Finally, the defendant argues that the trial court erred when it denied his motion for a new trial based upon newly discovered evidence. The defendant's “newly discovered evidence” is the victim's admission to a friend that she “exaggerated her story” when she spoke with the police about the July 9 incident. The trial court denied the defendant's motion, in part, because it found that the victim's admission was cumulative of her trial testimony in which she “consistently minimized the nature and seriousness of the defendant's conduct.” On appeal, the defendant concedes that the new evidence “was consistent with [the victim's] testimony [at trial] about the event,” but contends, nonetheless, that the trial court erred in finding the new evidence cumulative.

To prevail upon a motion for a new trial based upon newly discovered evidence, the defendant must show: (1) that he was not at fault for failing to discover the evidence at the time of his trial; (2) the evidence is admissible, material to the merits, and not cumulative; and (3) the evidence is of such a character that a different result would probably be reached in another trial. State v. Bader, 148 N.H. 265, 282, 808 A.2d 12 (2002). “Whether newly discovered evidence requires a new trial is a question of fact for the trial court.” State v. Cossette, 151 N.H. 355, 361, 856 A.2d 732 (2004). We will sustain the trial court's decision unless it is clearly unreasonable. Id.

We cannot conclude that the trial court's denial of the defendant's motion was “clearly unreasonable.” Id. “Cumulative evidence is defined as additional evidence of the same kind to the same point. Evidence which goes to a point upon which no evidence was adduced at the former trial is not cumulative.” Bader, 148 N.H. at 282–83, 808 A.2d 12 (quotation omitted). Here, as the trial court found, and as the defendant concedes, the victim's admission that she exaggerated when she told the police about the July 9 incident is consistent with her trial testimony. See id. at 283, 808 A.2d 12. As the State explains: “If the jury believed [the victim's trial] testimony, it could only have concluded that [she] had exaggerated ... the story she told Platt[ ], not a little, but a great deal.” Although the victim told Platt that the defendant had thrown “her against the wall,” “pushed her down onto the ground,” “wrapped his hand around her neck,” and “applied pressure,” the victim told the jury that none of this was true.

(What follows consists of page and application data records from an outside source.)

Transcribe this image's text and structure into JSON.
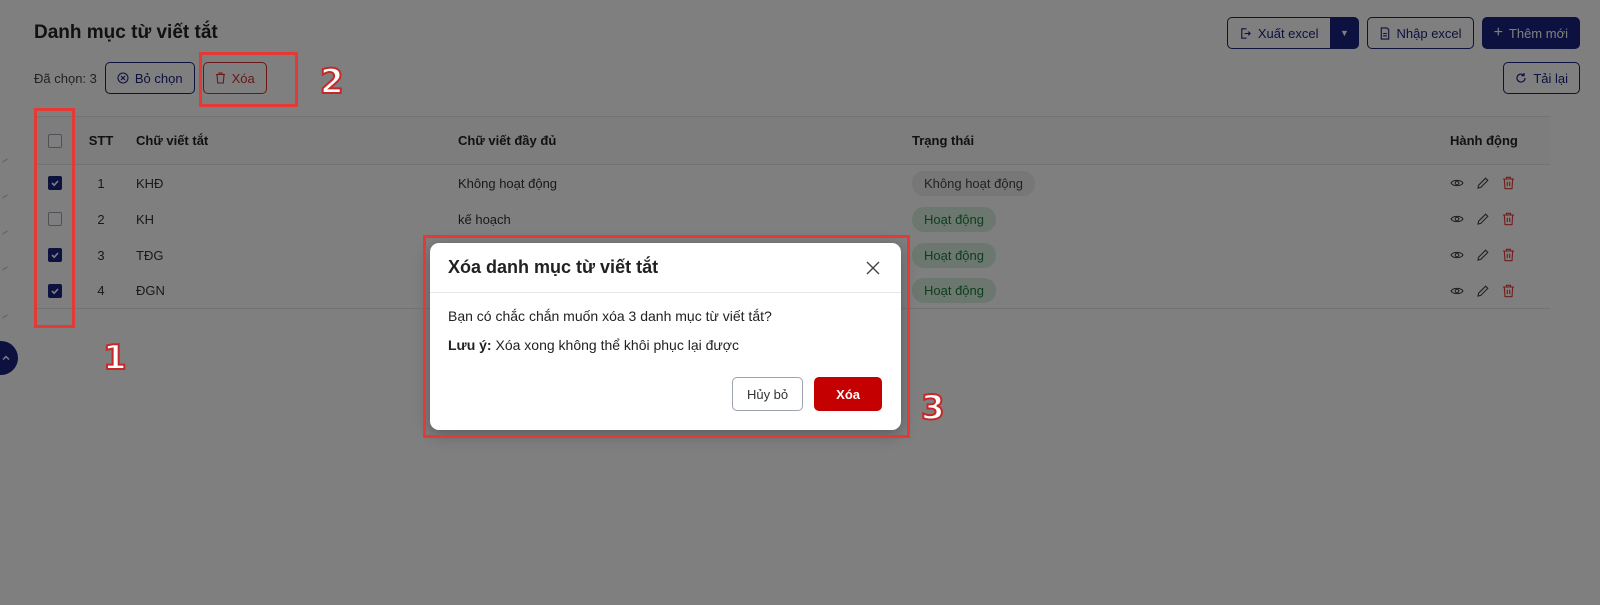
{
  "page": {
    "title": "Danh mục từ viết tắt",
    "actions": {
      "export_label": "Xuất excel",
      "import_label": "Nhập excel",
      "add_label": "Thêm mới"
    },
    "selection": {
      "count_label": "Đã chọn: 3",
      "deselect_label": "Bỏ chọn",
      "delete_label": "Xóa"
    },
    "reload_label": "Tải lại"
  },
  "table": {
    "columns": [
      "STT",
      "Chữ viết tắt",
      "Chữ viết đầy đủ",
      "Trạng thái",
      "Hành động"
    ],
    "rows": [
      {
        "checked": true,
        "stt": "1",
        "abbr": "KHĐ",
        "full": "Không hoạt động",
        "status": "Không hoạt động",
        "status_type": "inactive"
      },
      {
        "checked": false,
        "stt": "2",
        "abbr": "KH",
        "full": "kế hoạch",
        "status": "Hoạt động",
        "status_type": "active"
      },
      {
        "checked": true,
        "stt": "3",
        "abbr": "TĐG",
        "full": "",
        "status": "Hoạt động",
        "status_type": "active"
      },
      {
        "checked": true,
        "stt": "4",
        "abbr": "ĐGN",
        "full": "",
        "status": "Hoạt động",
        "status_type": "active"
      }
    ],
    "row_icons": [
      "eye-icon",
      "pencil-icon",
      "trash-icon"
    ]
  },
  "modal": {
    "title": "Xóa danh mục từ viết tắt",
    "message": "Bạn có chắc chắn muốn xóa 3 danh mục từ viết tắt?",
    "note_label": "Lưu ý:",
    "note_text": " Xóa xong không thể khôi phục lại được",
    "cancel_label": "Hủy bỏ",
    "confirm_label": "Xóa"
  },
  "annotations": {
    "step1": "1",
    "step2": "2",
    "step3": "3"
  },
  "colors": {
    "primary": "#1a237e",
    "danger": "#c40000",
    "highlight": "#e53935",
    "active_badge_bg": "#d8f0de",
    "active_badge_text": "#1e7a3c"
  }
}
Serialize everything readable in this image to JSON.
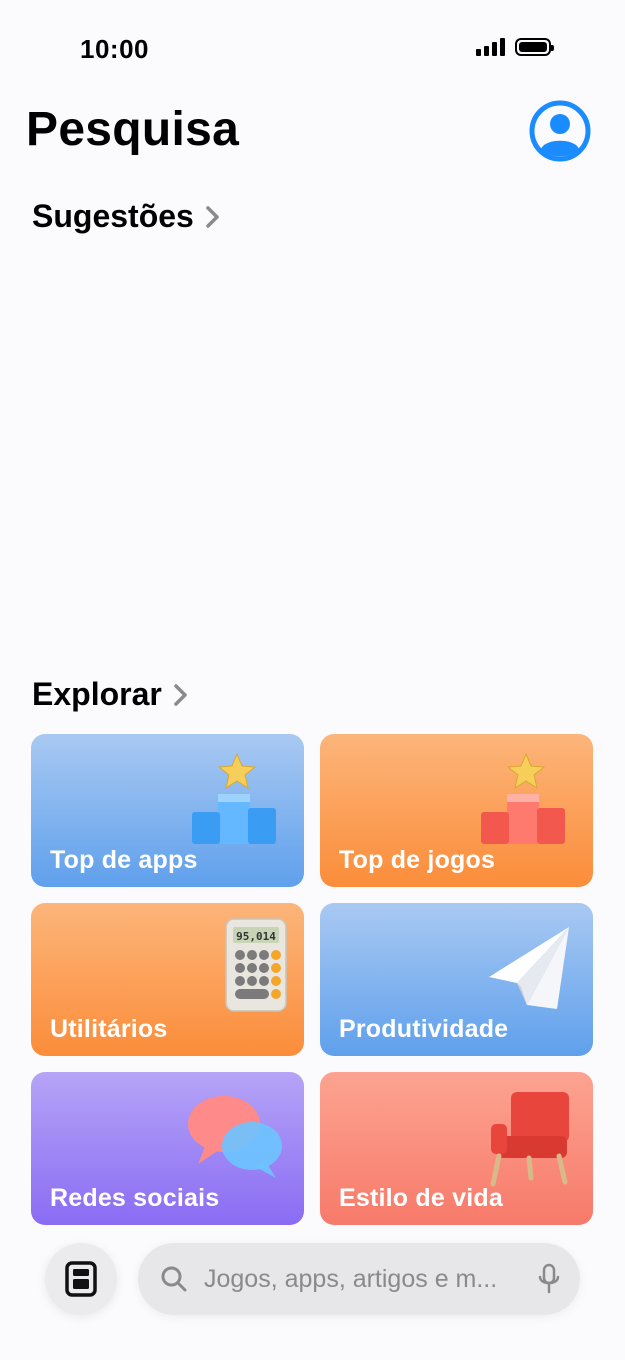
{
  "status_bar": {
    "time": "10:00"
  },
  "header": {
    "title": "Pesquisa"
  },
  "sections": {
    "suggestions": {
      "label": "Sugestões"
    },
    "explore": {
      "label": "Explorar"
    }
  },
  "categories": [
    {
      "label": "Top de apps",
      "color": "#5fa0ec",
      "icon": "podium-star-icon"
    },
    {
      "label": "Top de jogos",
      "color": "#fb8d3a",
      "icon": "podium-star-icon"
    },
    {
      "label": "Utilitários",
      "color": "#fb8d3a",
      "icon": "calculator-icon",
      "calculator_display": "95,014"
    },
    {
      "label": "Produtividade",
      "color": "#5fa0ec",
      "icon": "paper-plane-icon"
    },
    {
      "label": "Redes sociais",
      "color": "#8a6cf4",
      "icon": "speech-bubbles-icon"
    },
    {
      "label": "Estilo de vida",
      "color": "#f77a6a",
      "icon": "armchair-icon"
    }
  ],
  "bottom_bar": {
    "search_placeholder": "Jogos, apps, artigos e m..."
  },
  "colors": {
    "accent": "#1a8cff",
    "background": "#fbfbfd"
  }
}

Based upon this record, we conclude that the trial court's finding that the victim's admission was cumulative of other evidence at trial was not “clearly unreasonable.” Cossette, 151 N.H. at 361, 856 A.2d 732. Accordingly, we need not address the defendant's arguments regarding the admissibility of the victim's admission. See Bader, 148 N.H. at 283, 808 A.2d 12. Even if the victim's admission were admissible, its “cumulative nature ... dictates that the defendant has failed to meet the second prong of the newly discovered evidence test.” Id.

Affirmed.

HICKS, CONBOY, LYNN, and BASSETT, JJ., concurred.